The idea is that you buy this single model for all your users, and then you can deploy or configure (now or later) the thing exactly how you need it, when you need it. All of these devices use the tiny Atom processor which consumes less than 3 watts. (A typical Intel Core 2 Duo mobile processor consumes around 35 watts.)
Pricing varies based on the exact configuration you choose at purchase time. A few examples (in $US Dollars):
- 512MB RAM, 512MB Flash NVRAM, SUSE Linux Embedded: $399
- 1GB RAM, 1GB Flash NVRAM, Windows XP Embedded: $529
- 1GB RAM, 80GB hard drive, Windows Vista Business, Citrix Provisioning Server CAL w/ SA: $807
- All with Intel Atom 230 processor, Intel SIS Mirage 3 graphics, no monitor
Is this something that people want?
Now that Dell's released this, how important is it to you? Would you pay $399 for a thin client that you can upgrade to real windows later on? Or would you pay $800 for a Windows PC that you can downgrade to a thin client later on? (And with things like Windows Fundamentals and Thin Launch and stuff, why not just buy a $300 PC and downgrade it later? Will you ever make up the power consumption cost savings?)
What scares me the most is the processor. Windows Vista is not exactly screaming fast to begin with.

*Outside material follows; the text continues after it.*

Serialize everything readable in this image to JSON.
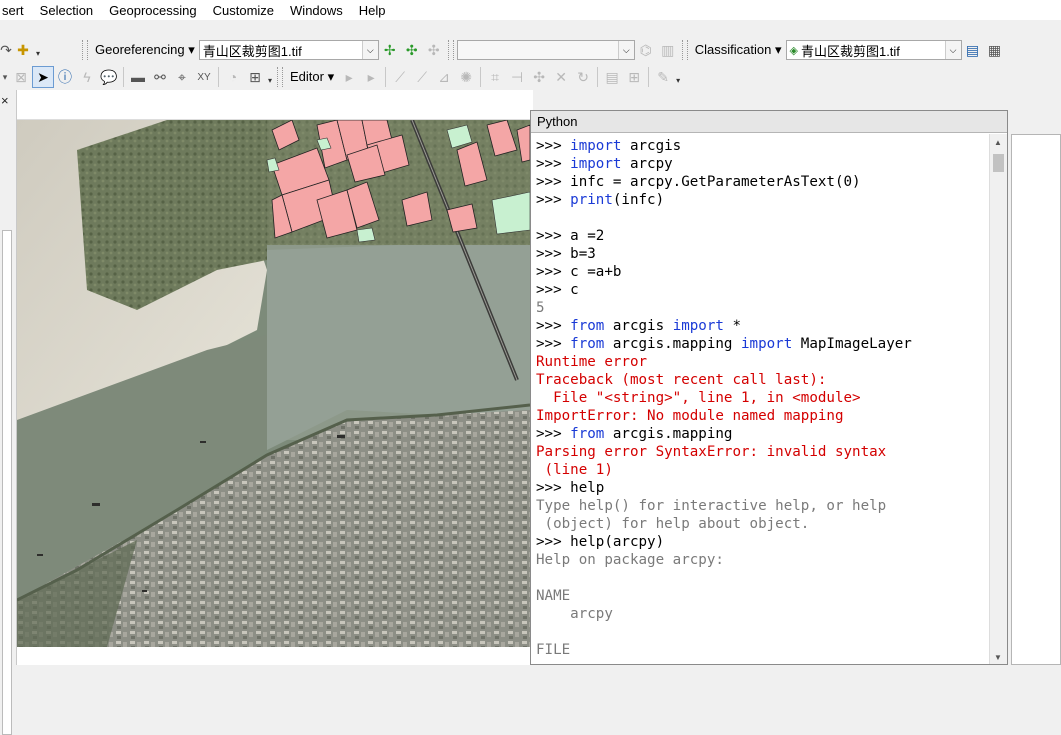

And that Atom processor Dell chose is benchmarking slower than a 900Mhz Celeron processor. Based on that, I can't possibly see anyone running Vista or XP (Embedded or local) on these things. Maybe when the dual-core Atoms come out next year this will be interesting. But if you ask me, what you have right now from Dell is yet another thin client.
The other real downside to these is that Dell talks about a 3-year replacement cycle. So you get the cost and lifecycle of the PC, with the performance of a thin client.
What do you think? How important is it to you that you have flexibility in your device? Could you imagine using something like this? (Forget about "Dell," per se. Could you imagine this concept in your environment at all?)